Cascading Style Sheets (CSS) specifications. Used to add style control (presentation and layout) to websites, to pretty them up; but in a manner that isn't required for the site to be of use to people. Non-CSS capable browsers will ignore the CSS statements, and the page will render in a plainer fashion.
(Links to the ECMAScript language [third edition] and components specifications, compact profile [third edition], and XML (E4X) specification, respectively.)
Sun invented Java, Microsoft created a bastardised incompatible version of it. Sun's Java engine is used in various different browsers, even the later versions of IE can use it; authoring for Sun's Java, ensures wider compatibility.
An on-line validator, to check web pages for HTML errors.
An on-line validator, to check web pages for HTML errors. They also offer a free downloadable validator, that you can run with your own webserver.
An on-line validator, to check for CSS validity.
Useful information, but not authorative, not validated, etc.
This site has a longish list of different browsers that are available. Unfortunately, it's little more than a list of different browsers, with links to pages where you could download the browsers (i.e. didn't have details about each browser, that I could see; it's not even categorised into browsers for different computer operating systems). The links were also a series of pages to click through, eventually ending up at a notice about where they could be downloaded from (providing direct links to the homepages of each browser, rather than to archive sites, may have been more practical; as I've done below, for Opera and Mozilla).
Some information about different browsers, lists of them, and other information.

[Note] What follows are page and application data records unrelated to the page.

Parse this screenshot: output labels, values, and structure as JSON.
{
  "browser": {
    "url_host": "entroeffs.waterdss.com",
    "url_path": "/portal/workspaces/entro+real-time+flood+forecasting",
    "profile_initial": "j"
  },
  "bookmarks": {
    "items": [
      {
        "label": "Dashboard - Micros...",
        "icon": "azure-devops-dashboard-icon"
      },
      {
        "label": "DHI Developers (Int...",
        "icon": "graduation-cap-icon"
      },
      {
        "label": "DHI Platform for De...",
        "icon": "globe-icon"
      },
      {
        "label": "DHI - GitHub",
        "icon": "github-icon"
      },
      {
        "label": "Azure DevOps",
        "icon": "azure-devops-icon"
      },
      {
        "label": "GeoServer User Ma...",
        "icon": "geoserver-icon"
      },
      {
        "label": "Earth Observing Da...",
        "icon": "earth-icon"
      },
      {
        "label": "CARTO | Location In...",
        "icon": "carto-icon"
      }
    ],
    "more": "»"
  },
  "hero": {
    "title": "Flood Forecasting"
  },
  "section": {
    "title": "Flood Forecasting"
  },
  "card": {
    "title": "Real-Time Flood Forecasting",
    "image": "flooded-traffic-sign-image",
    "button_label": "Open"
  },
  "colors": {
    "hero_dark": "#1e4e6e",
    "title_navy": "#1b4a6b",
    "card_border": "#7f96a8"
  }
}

Opera is one of the most standards compliant, and secure, web browsers. It's also a reasonably small sized file to download. It's written to adhere to the HTML, CSS, and ECMA script specifications, rather than trying to go their own way. If a website works in Opera, then it should work for just about all other browsers. It's available for a wide variety of operating systems, and a very handy browser for checking your pages, as you can very simply, and individually, toggle on and off; CSS interpreting, image loading, plug-ins, proxying, cookies, etc. (That's not referring to “error checking”, by the way. No browser is suitable for that task, as browsers typically try to work their way around errors, rather than protest about them. But Opera does give you a quick and simple way to see how pages will look with, and without, images, styling, or scripting, etc.)
Mozilla is now an open-source project (i.e. the program code is not a secret, anybody can see exactly how it works, and use the information). There's a Mozilla webbrowser, and other browsers use its technology as their core (e.g. Beonex, K-meleon, and recent versions of Netscape). It's programmed with a goal of being “standards compliant”, rather than hotch potch (as per MSIE), and is under peer review, rather than being at the mercy of a corporation only interested in making money. Mozilla is also available for various different computer operating systems, and competent programmers could create versions for even more systems.